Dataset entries
■ ■ ■ ■

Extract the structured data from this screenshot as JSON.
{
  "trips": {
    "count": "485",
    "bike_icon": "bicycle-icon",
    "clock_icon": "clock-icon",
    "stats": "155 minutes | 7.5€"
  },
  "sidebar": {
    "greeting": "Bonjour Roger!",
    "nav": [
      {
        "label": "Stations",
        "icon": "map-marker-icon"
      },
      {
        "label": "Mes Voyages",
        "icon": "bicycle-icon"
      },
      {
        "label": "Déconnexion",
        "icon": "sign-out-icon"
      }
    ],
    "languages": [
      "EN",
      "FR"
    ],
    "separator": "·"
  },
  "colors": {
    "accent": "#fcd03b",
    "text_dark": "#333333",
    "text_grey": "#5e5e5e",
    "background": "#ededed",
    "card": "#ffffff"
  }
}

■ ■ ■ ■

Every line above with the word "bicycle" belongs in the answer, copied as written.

    "bike_icon": "bicycle-icon",
        "icon": "bicycle-icon"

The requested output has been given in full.